EXERCISE:
Go line by line through the entries below and copy those containing the string "logo".

INFORMATION PROVIDED:
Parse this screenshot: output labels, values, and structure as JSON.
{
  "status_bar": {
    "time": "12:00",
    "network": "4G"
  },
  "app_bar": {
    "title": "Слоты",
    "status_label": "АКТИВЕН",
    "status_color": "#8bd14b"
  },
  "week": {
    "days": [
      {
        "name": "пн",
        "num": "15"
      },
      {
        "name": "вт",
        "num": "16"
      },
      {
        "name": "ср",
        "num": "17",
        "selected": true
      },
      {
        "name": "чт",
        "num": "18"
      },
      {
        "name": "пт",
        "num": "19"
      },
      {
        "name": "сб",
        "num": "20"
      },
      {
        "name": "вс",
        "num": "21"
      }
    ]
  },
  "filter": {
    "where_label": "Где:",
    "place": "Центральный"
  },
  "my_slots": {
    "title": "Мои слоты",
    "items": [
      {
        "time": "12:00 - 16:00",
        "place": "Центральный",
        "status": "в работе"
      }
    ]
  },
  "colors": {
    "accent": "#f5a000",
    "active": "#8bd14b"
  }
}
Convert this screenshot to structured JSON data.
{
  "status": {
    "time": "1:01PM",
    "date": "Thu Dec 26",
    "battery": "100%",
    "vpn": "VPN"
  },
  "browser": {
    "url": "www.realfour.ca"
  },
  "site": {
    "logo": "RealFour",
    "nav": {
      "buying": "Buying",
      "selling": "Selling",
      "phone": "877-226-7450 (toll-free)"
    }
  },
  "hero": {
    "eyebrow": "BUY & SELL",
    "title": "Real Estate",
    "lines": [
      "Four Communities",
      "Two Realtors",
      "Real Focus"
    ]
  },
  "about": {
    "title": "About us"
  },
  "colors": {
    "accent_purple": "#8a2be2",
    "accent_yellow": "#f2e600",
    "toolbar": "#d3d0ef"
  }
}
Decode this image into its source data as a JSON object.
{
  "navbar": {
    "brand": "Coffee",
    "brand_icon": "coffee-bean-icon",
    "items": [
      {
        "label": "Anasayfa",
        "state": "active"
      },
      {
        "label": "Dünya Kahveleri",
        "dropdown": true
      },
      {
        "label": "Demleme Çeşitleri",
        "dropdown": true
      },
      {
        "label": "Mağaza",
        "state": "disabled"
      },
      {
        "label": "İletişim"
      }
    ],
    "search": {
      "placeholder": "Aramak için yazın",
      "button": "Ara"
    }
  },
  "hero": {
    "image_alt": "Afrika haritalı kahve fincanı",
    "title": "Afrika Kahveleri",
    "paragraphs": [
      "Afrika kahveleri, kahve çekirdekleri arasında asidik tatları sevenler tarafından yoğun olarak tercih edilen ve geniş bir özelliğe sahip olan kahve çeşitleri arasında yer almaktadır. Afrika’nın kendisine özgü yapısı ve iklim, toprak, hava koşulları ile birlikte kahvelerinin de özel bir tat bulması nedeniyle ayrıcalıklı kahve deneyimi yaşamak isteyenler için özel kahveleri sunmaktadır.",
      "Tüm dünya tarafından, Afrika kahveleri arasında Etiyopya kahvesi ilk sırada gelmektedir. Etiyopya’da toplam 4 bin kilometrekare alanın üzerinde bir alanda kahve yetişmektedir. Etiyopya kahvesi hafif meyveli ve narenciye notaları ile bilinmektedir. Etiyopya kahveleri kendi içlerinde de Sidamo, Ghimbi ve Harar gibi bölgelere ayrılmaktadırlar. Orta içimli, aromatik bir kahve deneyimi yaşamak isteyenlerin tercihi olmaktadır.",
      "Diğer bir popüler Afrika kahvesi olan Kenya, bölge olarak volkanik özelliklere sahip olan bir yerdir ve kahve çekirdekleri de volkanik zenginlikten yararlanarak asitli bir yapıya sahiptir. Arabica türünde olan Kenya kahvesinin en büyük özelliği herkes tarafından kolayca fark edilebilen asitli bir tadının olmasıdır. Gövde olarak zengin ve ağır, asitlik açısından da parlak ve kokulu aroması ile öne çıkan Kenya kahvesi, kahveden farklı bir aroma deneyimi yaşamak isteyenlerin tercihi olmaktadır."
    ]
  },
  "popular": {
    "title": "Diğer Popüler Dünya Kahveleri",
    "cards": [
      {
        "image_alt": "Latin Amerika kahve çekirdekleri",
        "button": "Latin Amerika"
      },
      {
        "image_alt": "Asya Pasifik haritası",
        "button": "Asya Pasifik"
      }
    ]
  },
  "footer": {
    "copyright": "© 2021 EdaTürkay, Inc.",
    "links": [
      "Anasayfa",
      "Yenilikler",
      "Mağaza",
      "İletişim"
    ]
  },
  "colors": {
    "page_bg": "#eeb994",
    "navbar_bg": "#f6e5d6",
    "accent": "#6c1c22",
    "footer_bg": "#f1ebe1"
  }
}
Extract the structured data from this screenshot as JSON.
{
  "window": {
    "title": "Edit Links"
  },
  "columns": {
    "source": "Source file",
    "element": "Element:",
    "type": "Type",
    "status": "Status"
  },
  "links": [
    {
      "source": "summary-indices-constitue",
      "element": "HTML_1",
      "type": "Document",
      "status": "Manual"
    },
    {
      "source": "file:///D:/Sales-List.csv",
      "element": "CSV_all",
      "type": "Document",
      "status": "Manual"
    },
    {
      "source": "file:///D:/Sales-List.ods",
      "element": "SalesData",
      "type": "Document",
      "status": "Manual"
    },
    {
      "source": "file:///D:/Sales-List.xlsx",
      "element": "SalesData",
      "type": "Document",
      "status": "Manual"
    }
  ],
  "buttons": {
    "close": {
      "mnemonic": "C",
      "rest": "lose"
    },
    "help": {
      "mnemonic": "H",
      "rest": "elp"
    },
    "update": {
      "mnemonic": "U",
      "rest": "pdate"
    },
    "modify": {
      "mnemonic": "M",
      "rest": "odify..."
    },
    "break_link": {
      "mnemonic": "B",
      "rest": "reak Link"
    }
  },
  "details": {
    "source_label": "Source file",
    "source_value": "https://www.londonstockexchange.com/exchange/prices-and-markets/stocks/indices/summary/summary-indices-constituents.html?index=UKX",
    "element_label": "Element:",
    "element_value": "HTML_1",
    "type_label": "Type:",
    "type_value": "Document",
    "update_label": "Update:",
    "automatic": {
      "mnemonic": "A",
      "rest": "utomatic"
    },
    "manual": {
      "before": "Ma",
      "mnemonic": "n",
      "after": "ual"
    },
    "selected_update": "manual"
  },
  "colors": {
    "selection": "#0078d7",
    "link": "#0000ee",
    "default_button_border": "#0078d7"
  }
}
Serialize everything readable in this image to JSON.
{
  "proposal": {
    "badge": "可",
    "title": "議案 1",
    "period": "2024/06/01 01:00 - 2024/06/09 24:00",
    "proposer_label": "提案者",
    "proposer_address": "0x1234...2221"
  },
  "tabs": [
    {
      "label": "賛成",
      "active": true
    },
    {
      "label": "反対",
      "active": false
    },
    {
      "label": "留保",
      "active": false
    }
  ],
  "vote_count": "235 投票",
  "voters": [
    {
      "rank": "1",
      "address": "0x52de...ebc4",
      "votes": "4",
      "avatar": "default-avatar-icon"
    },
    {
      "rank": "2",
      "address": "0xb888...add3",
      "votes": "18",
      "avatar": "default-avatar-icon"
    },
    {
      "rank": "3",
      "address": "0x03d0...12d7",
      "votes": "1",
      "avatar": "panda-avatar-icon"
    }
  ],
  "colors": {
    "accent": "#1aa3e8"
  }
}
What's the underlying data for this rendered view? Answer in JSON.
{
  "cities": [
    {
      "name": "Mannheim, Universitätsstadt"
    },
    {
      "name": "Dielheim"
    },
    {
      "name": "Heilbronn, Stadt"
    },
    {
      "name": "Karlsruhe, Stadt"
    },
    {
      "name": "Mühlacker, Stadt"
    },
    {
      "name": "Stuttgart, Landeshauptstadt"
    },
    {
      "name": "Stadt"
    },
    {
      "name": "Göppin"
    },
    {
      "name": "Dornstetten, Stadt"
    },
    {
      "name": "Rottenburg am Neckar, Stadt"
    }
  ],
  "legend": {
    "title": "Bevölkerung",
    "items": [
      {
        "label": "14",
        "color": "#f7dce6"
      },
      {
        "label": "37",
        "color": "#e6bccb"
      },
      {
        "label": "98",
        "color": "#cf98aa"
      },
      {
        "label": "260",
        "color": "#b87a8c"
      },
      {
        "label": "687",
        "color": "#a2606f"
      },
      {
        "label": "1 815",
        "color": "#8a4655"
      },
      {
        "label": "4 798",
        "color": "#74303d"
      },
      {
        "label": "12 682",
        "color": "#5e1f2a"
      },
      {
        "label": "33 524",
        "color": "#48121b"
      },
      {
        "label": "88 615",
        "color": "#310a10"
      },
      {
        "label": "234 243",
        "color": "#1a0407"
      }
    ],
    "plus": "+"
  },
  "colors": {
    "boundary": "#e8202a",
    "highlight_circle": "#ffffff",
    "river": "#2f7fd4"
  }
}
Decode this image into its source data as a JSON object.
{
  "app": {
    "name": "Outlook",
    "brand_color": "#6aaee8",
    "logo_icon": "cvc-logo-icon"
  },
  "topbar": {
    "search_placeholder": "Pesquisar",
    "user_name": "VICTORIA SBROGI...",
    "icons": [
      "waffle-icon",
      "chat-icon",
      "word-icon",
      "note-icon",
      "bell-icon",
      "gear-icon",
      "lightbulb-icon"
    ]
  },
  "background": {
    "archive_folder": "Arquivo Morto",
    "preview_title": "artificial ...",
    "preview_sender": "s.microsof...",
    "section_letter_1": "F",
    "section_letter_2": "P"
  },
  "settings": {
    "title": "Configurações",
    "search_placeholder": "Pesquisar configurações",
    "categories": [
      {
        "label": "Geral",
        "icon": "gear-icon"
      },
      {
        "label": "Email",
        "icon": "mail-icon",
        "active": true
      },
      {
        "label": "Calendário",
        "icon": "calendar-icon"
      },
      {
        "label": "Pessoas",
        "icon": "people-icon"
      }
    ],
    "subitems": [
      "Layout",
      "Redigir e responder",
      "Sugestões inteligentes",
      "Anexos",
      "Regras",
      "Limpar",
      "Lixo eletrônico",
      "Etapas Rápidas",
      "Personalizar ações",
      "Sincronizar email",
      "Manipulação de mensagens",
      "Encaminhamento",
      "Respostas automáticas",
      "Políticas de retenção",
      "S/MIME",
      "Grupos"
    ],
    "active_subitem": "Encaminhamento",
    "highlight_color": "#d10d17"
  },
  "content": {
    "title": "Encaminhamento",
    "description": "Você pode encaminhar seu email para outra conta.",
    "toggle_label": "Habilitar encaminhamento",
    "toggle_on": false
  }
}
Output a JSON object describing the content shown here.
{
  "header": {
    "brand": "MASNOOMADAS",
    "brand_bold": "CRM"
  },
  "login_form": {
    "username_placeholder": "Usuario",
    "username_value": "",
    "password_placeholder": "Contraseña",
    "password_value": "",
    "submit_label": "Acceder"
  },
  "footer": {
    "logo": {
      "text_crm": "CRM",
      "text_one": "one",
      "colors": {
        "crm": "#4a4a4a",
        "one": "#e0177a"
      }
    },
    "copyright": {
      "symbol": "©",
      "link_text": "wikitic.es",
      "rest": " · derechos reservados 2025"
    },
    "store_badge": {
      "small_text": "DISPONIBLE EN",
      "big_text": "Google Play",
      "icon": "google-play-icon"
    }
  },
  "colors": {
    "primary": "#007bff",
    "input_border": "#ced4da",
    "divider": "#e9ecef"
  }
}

TASK SOLUTION:
    "logo": "RealFour",
    "logo_icon": "cvc-logo-icon"
    "logo": {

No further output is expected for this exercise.